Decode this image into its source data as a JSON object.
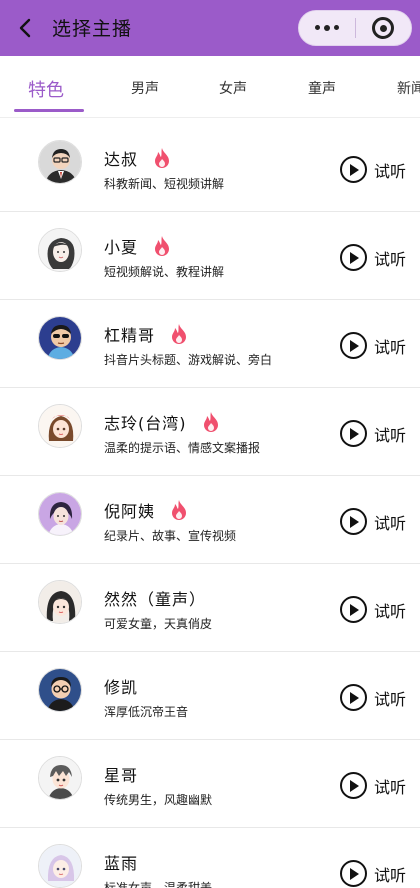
{
  "header": {
    "title": "选择主播",
    "back_icon": "chevron-left-icon",
    "more_icon": "more-dots-icon",
    "close_icon": "target-ring-icon",
    "bar_color": "#9b5bc9"
  },
  "tabs": [
    {
      "label": "特色",
      "active": true
    },
    {
      "label": "男声",
      "active": false
    },
    {
      "label": "女声",
      "active": false
    },
    {
      "label": "童声",
      "active": false
    },
    {
      "label": "新闻",
      "active": false
    }
  ],
  "accent_color": "#9b5bc9",
  "flame_color": "#f0506e",
  "listen_label": "试听",
  "anchors": [
    {
      "name": "达叔",
      "desc": "科教新闻、短视频讲解",
      "hot": true,
      "avatar": "suit-man-avatar"
    },
    {
      "name": "小夏",
      "desc": "短视频解说、教程讲解",
      "hot": true,
      "avatar": "girl-sketch-avatar"
    },
    {
      "name": "杠精哥",
      "desc": "抖音片头标题、游戏解说、旁白",
      "hot": true,
      "avatar": "sunglasses-man-avatar"
    },
    {
      "name": "志玲(台湾)",
      "desc": "温柔的提示语、情感文案播报",
      "hot": true,
      "avatar": "anime-girl-avatar"
    },
    {
      "name": "倪阿姨",
      "desc": "纪录片、故事、宣传视频",
      "hot": true,
      "avatar": "lady-purple-avatar"
    },
    {
      "name": "然然（童声）",
      "desc": "可爱女童，天真俏皮",
      "hot": false,
      "avatar": "child-girl-avatar"
    },
    {
      "name": "修凯",
      "desc": "浑厚低沉帝王音",
      "hot": false,
      "avatar": "glasses-boy-avatar"
    },
    {
      "name": "星哥",
      "desc": "传统男生，风趣幽默",
      "hot": false,
      "avatar": "anime-boy-avatar"
    },
    {
      "name": "蓝雨",
      "desc": "标准女声，温柔甜美",
      "hot": false,
      "avatar": "pastel-girl-avatar"
    }
  ]
}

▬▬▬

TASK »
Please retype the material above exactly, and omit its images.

SOLVED EXERCISE »
Decode this image into its source data as a JSON object.
{
  "header": {
    "title": "选择主播",
    "back_icon": "chevron-left-icon",
    "more_icon": "more-dots-icon",
    "close_icon": "target-ring-icon",
    "bar_color": "#9b5bc9"
  },
  "tabs": [
    {
      "label": "特色",
      "active": true
    },
    {
      "label": "男声",
      "active": false
    },
    {
      "label": "女声",
      "active": false
    },
    {
      "label": "童声",
      "active": false
    },
    {
      "label": "新闻",
      "active": false
    }
  ],
  "accent_color": "#9b5bc9",
  "flame_color": "#f0506e",
  "listen_label": "试听",
  "anchors": [
    {
      "name": "达叔",
      "desc": "科教新闻、短视频讲解",
      "hot": true,
      "avatar": "suit-man-avatar"
    },
    {
      "name": "小夏",
      "desc": "短视频解说、教程讲解",
      "hot": true,
      "avatar": "girl-sketch-avatar"
    },
    {
      "name": "杠精哥",
      "desc": "抖音片头标题、游戏解说、旁白",
      "hot": true,
      "avatar": "sunglasses-man-avatar"
    },
    {
      "name": "志玲(台湾)",
      "desc": "温柔的提示语、情感文案播报",
      "hot": true,
      "avatar": "anime-girl-avatar"
    },
    {
      "name": "倪阿姨",
      "desc": "纪录片、故事、宣传视频",
      "hot": true,
      "avatar": "lady-purple-avatar"
    },
    {
      "name": "然然（童声）",
      "desc": "可爱女童，天真俏皮",
      "hot": false,
      "avatar": "child-girl-avatar"
    },
    {
      "name": "修凯",
      "desc": "浑厚低沉帝王音",
      "hot": false,
      "avatar": "glasses-boy-avatar"
    },
    {
      "name": "星哥",
      "desc": "传统男生，风趣幽默",
      "hot": false,
      "avatar": "anime-boy-avatar"
    },
    {
      "name": "蓝雨",
      "desc": "标准女声，温柔甜美",
      "hot": false,
      "avatar": "pastel-girl-avatar"
    }
  ]
}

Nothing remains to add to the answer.